“Guaranteeing appropriate inflation-linked indexation is essential to our quest to eliminate hepatitis B and C as a public health concern in NSW. We can’t develop and deliver programs to expand our reach into our communities while losing income year-on-year. The point where you do more with less passed a long, long time ago. New investments in proven, successful initiatives such as peer programs is essential. Hepatitis NSW’s Peer Partnership Program has recently achieve the milestone of more than 10,000 engagements with people about hep C. With more support and funding we can reach more people, in more places and realise our goal of a world free of viral hepatitis.”
HALC Principal Solicitor Alex Stratigos:
“NSW has started to regress in creating an enabling legal environment for people living with HIV and hepatitis. Our organisations are calling on NSW parliamentarians to commit to eliminating the negative impact of legal and human rights issues on the health of people living with HIV and hepatitis.”
Positive Life NSW CEO Jane Costello:
“NSW is a demonstrated world leader in the HIV/AIDS response and this success can be attributed to the exceptional partnership between government, people living with HIV, clinicians and researchers. We need to continue this momentum of striving toward the ambitious goals of the virtual elimination of HIV transmission for all in NSW, reducing barriers for people living with HIV to access equitable treatment and care, and attain optimal health and wellbeing outcomes and quality of life. To this end, we call on the major political parties to make commitments to ensure that the foundational achievements of the past continue to be built upon to ensure that people living with HIV are not left behind.”
BlaQ Aboriginal Corporation CEO Shane Sturgiss:
“BlaQ embodies and promotes self-determination of our Aboriginal and Torres Strait Islander LGBTQ+SB Mob. We are committed to advocating for the social and emotional wellbeing of our Community.
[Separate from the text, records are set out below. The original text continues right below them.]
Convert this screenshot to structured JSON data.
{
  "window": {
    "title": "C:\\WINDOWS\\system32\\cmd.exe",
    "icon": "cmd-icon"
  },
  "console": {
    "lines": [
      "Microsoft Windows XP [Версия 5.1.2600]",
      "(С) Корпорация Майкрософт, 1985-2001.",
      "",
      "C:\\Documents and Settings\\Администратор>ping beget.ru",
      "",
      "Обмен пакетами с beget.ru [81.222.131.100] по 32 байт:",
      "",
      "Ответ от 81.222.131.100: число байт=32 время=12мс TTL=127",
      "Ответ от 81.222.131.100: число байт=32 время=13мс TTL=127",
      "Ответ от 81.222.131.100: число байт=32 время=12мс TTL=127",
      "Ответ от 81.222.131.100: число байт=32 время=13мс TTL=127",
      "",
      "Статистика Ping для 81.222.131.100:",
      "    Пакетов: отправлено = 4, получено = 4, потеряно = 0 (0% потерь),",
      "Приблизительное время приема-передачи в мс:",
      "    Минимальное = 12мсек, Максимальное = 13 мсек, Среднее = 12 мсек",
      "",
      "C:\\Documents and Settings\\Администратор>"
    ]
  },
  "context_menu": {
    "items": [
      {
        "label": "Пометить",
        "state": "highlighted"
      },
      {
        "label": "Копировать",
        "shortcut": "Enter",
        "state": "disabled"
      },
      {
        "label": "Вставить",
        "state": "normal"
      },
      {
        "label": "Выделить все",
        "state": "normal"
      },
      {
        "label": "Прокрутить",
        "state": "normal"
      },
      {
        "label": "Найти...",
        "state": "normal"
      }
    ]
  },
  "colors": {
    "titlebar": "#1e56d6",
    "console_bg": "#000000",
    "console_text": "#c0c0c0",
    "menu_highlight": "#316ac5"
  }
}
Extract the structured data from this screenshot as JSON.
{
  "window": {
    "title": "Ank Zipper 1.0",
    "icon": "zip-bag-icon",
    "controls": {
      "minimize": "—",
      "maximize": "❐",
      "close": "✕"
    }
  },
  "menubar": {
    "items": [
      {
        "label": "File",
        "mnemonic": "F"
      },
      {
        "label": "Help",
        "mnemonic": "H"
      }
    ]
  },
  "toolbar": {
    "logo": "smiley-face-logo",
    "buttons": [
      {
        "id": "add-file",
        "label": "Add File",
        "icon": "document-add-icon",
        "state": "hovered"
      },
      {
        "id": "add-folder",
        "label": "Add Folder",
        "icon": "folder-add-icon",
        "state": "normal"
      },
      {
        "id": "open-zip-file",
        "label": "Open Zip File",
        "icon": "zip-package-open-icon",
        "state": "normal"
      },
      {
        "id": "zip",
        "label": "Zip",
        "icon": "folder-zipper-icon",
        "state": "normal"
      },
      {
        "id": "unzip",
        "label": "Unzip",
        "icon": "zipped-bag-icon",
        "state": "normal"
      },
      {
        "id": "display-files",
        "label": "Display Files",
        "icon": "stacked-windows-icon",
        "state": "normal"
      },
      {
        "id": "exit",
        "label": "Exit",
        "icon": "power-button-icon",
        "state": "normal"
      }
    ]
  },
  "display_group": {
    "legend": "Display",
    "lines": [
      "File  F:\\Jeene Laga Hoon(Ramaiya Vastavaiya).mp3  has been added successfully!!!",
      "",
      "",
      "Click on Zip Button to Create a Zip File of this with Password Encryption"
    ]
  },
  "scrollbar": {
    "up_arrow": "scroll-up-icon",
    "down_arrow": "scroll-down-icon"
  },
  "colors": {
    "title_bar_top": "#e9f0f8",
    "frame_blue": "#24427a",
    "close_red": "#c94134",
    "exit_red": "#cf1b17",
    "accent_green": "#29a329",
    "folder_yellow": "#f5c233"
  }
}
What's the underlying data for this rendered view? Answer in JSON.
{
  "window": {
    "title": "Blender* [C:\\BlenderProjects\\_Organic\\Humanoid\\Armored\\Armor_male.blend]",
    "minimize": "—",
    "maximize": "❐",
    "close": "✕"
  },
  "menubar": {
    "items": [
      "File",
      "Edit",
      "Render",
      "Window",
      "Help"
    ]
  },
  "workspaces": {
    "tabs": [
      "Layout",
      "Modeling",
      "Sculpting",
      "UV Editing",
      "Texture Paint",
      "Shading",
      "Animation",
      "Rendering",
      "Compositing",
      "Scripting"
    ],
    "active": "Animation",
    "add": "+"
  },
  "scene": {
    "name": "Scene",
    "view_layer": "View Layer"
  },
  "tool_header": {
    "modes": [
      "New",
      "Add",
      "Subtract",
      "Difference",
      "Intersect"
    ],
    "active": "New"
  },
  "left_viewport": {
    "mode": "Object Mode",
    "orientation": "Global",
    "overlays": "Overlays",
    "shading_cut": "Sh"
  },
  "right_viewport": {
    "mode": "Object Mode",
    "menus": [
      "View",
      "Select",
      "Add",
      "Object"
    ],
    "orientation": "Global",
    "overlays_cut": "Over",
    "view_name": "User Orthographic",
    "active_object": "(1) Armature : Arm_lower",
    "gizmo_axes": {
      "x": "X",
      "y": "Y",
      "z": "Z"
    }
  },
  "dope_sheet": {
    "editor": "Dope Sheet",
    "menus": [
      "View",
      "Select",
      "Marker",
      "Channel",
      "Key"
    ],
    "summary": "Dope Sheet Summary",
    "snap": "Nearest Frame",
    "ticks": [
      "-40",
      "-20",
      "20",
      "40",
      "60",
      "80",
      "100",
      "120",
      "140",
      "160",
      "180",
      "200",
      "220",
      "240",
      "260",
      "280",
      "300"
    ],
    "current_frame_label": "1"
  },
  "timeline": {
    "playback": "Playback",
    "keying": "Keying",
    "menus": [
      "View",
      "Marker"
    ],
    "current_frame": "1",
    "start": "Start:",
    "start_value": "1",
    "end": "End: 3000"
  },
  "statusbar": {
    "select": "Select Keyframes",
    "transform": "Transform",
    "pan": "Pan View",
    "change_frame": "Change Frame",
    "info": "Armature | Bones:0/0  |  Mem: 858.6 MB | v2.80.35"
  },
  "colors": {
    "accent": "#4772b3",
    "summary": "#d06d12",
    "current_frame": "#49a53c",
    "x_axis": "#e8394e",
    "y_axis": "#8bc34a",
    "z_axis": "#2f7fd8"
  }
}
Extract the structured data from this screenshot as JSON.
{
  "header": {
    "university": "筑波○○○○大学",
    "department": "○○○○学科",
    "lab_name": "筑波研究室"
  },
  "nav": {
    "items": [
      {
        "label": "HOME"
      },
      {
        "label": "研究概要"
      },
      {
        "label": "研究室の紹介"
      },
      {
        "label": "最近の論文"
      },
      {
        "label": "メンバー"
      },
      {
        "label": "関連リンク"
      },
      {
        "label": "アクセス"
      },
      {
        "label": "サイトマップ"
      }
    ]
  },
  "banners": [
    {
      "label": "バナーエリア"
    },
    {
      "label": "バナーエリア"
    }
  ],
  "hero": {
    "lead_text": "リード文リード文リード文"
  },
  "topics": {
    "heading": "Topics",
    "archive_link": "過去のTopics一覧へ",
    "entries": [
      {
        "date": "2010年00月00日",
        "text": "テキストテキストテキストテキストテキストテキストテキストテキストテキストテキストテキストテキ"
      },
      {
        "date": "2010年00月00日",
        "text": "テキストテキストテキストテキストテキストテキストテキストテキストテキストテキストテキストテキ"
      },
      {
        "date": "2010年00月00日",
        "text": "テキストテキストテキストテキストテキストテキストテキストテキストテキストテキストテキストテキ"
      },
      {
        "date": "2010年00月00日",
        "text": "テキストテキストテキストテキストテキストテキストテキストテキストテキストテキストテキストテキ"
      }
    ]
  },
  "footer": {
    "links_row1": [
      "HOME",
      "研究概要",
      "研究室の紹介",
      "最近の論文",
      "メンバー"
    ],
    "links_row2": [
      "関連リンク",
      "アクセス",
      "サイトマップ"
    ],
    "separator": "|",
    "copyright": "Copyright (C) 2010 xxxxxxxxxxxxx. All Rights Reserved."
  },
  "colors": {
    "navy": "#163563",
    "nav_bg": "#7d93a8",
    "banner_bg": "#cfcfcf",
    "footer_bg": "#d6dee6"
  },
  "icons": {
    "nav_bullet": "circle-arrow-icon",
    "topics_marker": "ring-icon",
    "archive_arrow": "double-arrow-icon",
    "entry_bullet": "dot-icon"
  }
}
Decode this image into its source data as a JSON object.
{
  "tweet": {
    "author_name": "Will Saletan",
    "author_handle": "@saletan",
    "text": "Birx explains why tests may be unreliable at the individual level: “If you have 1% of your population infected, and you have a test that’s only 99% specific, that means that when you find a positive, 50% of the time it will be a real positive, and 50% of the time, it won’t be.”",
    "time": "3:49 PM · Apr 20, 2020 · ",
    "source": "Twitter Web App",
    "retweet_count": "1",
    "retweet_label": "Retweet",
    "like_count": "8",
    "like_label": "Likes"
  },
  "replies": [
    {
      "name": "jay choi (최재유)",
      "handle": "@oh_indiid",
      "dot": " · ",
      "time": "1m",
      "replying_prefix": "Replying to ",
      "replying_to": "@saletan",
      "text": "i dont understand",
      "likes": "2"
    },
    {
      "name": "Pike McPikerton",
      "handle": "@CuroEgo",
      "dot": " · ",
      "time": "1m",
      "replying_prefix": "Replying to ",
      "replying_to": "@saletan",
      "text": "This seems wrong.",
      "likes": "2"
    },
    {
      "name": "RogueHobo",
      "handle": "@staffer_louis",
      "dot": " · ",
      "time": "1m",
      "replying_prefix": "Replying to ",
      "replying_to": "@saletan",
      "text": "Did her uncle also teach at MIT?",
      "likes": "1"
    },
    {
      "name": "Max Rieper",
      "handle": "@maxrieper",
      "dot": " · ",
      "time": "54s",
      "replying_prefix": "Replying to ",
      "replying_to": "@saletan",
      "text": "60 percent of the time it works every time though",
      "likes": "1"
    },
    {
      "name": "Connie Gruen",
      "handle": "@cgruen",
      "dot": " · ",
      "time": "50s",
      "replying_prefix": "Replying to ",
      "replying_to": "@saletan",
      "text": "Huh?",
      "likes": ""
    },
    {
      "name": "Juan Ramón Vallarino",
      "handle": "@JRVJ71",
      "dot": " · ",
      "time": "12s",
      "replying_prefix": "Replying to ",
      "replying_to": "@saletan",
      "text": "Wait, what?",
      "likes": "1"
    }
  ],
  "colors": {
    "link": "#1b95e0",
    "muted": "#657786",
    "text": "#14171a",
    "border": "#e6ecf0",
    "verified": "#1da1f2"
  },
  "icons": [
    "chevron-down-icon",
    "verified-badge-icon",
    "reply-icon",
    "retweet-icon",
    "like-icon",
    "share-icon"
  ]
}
We recognise the importance of collaborating with our fellow coalition members to take action, and we are calling for the NSW government to show us their solidarity now”.
SWOP NSW CEO Iain Stewart Brady:
“‘In the upcoming NSW election sex workers in NSW want a commitment to completing the process of decriminalisation of sex work begun in 1995. Outdated, dormant portions of the Summary Offences Act must be repealed. Sex workers deserve to be protected under Anti-Discrimination legislation, recognising that sex work is work.”
David Alexander, ACON Media and Communications
E: firstname.lastname@example.org T: (02) 9206 2044 M: 0428 477 042